Sunshine streams through the windows of a modern primary school. A man with a shaven head and a mobile, expressive face is demonstrating a bike bell to a group of fascinated children. At the centre of another group a tall, vivid woman is flexing her body as she too manipulates a bike bell. As each group of children files into the hall, shepherded by parents and teach- ers, the actors vanish, appearing later in the hall with their two bikes to a riveting soundtrack of salsa, Irish, soul and classical music. This is Axis, a physical theatre company which is about to hold 52 children and their carers spellbound for 45 minutes.
Like many successful dance pieces, Bike! has a simple plot. One of the actors gives the other a new bike bell, but its sound has somehow got lost. Of course, the piece has a happy ending, with the sound restored to the bell and harmony restored to the actors. Along the way, there is much in the piece to delight its target audience - the comedy of miming an alarm clock going off, the audience participation of hunting for an elusive sound, the mock sorrow of an argument - and the excitement of hearing one of the actors speaking Spanish (she is Colombian). For the nursery children of Pudsey Bolton Royd primary school, situated on the fringes of Leeds and Bradford with a large Asian population in the catchment area, this language - which conveys so much through gesture, tone and inflection - speaks directly to them. As headteacher Tony Mallard remarks, "It mirrors our language experience here."
For the couple of children who are hearing-impaired, the eloquent physicality of the speakers is equally involving. "Did you see the actor's face when she was angry?" asks Tony Mallard. "It was incredible, so intense." So much are the deaf children caught up in the action that one of them keeps pointing excitedly to the source of the lost sound.
Niladri, founder and director of Axis, used to work in a special school for deaf children in Bradford and so is specially alive to the implications of language within physical theatre. Axis creates, he says, "work that is bilingual but makes no comment on it".
Funding, unfortunately, is precarious, with money being granted for each specific project and fees at a modest Pounds 100 a school performance (and reductions for more than one performance), making expansion difficult. Looking at the rapt faces and attentive bodies of the audience at Bolton Royd, it is hard to imagine a more worthwhile use of the money. As Valerie Petty, head of the nursery, says: "You'd never have thought they'd sit still for so long. "

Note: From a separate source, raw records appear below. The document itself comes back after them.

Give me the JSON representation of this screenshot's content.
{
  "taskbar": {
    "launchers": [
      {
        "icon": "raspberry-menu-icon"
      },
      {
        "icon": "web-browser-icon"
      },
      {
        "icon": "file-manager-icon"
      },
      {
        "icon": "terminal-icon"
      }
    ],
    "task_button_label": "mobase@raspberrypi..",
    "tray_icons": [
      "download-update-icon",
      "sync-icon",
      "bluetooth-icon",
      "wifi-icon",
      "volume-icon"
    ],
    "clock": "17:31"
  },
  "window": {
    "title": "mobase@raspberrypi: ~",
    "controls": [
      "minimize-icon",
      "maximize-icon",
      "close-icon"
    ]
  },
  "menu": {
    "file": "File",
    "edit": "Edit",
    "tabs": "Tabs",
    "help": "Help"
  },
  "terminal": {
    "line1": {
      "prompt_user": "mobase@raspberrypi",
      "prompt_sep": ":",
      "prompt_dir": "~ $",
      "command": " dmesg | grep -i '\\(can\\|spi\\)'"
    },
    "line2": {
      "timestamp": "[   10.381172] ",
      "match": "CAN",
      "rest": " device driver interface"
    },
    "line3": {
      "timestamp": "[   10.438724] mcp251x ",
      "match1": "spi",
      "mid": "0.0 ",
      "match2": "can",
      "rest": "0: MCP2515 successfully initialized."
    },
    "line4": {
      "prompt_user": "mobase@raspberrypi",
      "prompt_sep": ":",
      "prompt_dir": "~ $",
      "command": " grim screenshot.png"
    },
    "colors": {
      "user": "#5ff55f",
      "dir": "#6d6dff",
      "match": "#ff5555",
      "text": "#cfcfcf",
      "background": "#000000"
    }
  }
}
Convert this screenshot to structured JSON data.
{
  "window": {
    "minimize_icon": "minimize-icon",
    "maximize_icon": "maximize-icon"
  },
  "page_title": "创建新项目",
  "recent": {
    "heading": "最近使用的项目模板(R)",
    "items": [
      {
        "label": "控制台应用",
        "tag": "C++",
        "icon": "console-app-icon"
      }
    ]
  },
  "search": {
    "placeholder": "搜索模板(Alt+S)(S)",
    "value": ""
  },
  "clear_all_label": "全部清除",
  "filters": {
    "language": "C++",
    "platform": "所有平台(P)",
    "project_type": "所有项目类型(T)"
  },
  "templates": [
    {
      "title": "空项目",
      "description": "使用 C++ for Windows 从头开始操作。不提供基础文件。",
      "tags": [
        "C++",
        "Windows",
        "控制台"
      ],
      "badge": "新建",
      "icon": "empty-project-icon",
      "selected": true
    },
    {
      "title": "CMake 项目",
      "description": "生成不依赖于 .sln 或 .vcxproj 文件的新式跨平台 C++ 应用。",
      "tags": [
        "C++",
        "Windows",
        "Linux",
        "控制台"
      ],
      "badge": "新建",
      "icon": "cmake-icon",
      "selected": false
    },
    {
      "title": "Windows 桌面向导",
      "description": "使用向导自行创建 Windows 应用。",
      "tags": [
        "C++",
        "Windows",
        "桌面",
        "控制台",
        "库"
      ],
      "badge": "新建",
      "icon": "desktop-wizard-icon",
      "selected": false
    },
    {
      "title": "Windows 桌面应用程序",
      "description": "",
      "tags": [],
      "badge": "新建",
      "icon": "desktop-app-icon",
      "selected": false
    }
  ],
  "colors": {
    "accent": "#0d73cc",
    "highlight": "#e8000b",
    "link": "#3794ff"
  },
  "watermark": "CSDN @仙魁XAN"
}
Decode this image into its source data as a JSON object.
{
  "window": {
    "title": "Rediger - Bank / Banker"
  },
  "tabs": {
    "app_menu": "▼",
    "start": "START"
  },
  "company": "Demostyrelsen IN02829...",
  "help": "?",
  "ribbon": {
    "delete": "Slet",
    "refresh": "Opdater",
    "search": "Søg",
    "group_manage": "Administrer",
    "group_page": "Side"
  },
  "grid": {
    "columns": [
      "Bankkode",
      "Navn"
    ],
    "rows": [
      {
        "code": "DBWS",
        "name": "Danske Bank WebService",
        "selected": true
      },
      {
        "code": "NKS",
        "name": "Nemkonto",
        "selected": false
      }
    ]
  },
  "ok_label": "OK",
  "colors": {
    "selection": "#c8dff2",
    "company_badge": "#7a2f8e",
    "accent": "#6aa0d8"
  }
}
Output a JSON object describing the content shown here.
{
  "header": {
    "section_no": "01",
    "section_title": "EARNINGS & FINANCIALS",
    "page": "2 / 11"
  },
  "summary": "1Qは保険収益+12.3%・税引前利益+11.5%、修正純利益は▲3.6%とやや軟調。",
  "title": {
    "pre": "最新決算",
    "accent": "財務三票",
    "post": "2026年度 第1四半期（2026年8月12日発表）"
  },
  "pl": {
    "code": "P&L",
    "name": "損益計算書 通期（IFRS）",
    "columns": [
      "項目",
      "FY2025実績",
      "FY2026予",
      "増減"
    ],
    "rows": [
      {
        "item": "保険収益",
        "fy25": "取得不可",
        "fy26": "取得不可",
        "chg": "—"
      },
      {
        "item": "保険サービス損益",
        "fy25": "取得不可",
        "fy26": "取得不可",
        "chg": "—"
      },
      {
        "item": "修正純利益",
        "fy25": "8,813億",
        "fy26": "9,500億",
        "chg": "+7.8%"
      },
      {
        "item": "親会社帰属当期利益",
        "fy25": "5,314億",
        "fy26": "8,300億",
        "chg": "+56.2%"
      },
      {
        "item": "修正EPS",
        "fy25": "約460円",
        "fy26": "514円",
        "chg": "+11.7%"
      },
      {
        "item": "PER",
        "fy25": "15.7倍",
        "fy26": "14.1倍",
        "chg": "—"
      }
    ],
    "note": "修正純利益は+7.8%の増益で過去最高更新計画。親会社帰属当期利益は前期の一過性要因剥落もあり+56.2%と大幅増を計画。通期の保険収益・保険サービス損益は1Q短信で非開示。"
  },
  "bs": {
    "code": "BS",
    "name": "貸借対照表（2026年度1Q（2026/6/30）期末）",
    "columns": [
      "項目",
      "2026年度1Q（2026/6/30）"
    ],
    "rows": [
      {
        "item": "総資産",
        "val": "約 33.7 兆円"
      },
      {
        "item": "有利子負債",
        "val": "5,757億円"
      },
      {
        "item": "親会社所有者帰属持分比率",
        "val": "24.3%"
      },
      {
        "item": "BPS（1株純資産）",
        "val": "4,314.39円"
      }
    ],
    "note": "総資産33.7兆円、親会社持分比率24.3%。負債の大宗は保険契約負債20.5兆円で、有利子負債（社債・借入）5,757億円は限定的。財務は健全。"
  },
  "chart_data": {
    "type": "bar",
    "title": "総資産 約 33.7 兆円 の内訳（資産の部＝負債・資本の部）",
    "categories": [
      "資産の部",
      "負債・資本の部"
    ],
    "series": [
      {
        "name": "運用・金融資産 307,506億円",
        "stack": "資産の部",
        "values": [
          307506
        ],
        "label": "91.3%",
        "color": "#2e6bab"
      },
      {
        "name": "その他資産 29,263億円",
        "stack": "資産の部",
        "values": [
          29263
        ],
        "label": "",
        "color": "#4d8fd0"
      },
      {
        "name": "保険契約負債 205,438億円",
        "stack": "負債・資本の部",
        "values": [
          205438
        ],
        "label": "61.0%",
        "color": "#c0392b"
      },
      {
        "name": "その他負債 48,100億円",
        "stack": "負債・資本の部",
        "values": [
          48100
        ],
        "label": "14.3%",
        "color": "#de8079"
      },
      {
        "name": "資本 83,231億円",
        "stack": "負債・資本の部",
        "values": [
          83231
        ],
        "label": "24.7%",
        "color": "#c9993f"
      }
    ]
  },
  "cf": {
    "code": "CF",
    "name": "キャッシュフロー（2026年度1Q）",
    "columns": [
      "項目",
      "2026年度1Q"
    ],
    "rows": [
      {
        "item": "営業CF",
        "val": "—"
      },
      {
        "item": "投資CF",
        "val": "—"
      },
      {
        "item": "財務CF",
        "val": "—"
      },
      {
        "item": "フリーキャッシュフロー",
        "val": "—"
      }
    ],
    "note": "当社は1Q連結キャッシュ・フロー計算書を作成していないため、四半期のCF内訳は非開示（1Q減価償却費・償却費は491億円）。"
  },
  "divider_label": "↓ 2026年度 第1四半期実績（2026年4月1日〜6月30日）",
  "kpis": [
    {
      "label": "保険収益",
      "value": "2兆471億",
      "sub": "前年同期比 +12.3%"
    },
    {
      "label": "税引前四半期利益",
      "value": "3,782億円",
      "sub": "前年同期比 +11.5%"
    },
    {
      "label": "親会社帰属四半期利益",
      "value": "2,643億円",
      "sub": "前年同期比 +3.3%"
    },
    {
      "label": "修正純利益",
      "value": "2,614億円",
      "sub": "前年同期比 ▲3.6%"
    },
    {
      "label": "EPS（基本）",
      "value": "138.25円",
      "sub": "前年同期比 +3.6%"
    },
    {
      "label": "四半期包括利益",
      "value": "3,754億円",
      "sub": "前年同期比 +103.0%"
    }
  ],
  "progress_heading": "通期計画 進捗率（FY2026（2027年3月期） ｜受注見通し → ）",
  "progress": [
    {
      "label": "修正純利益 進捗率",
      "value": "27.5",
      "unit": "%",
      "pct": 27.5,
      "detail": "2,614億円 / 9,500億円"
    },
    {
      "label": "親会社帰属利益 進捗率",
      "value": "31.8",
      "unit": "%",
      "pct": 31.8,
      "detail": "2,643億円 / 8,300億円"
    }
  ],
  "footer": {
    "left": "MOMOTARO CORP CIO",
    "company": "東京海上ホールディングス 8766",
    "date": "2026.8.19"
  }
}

Parents contributed Pounds 1 to the Axis performance, but were also invited to bring along family members and younger siblings. The staff believe that making the school part of a family network creates a more secure environment for the children, many of whom have learning difficulties or other special needs.
The arts are used as a focus to develop the individual within the school community, with all children having their own exhibition of work up on the walls for two weeks of the year, contributing pieces of work to the folder which accompanies them up the school, and being the centre of their own lively birthday party.
Axis also offers training courses for teachers. For information ring 0113 278 3307 or 240 7214. Their next production, taar, has a South Asian theme.
Looking at the rapt faces, it is hard to imagine a more worthwhile use of the money.